„Der anstrengendste Job der Welt“

Sorge- und Liebesarbeit im SOS-Kinderdorf


  • Sarah Speck Institut für Soziologie, Technische Universität Darmstadt




gender, mothering, care work, development organization, profession, capitalism


This paper addresses the (im)possibilities and implications of the professionalization of mothering. In more than five hundred “Children’s Villages”, the international aid organization SOS Kinderdorf employs single, widowed or divorced women as “mothers” to take care of orphans and neglected children. An analysis of the requirements and demands of these positions shows that the professionalization of mothering results in numerous contradictions. In addition, the utter blurring of boundaries makes it impossible to separate one’s work from one’s life. Based on my field research in SOS Children’s Villages located in Bolivia and Austria, the self-conceptions of women in these jobs are analyzed, revealing ambivalences and limitations involved in converting the gendered cultural model of motherhood into a classical profession.

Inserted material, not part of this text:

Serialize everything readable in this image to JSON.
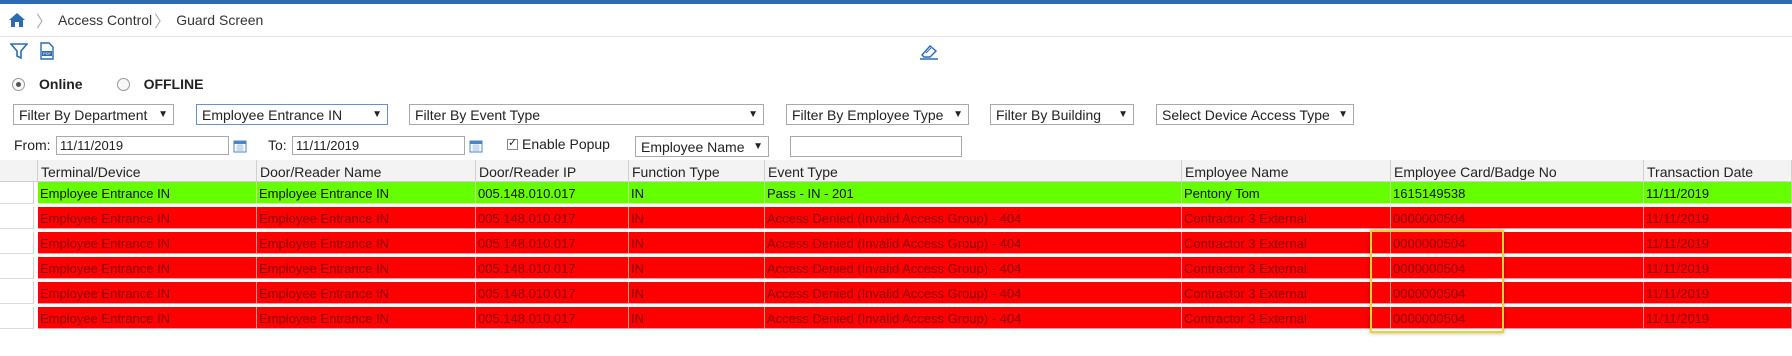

Speck, S. (2013). „Der anstrengendste Job der Welt“: Sorge- und Liebesarbeit im SOS-Kinderdorf. Österreichische Zeitschrift für Geschichtswissenschaften, 24(1), 80–108. https://doi.org/10.25365/oezg-2013-24-1-5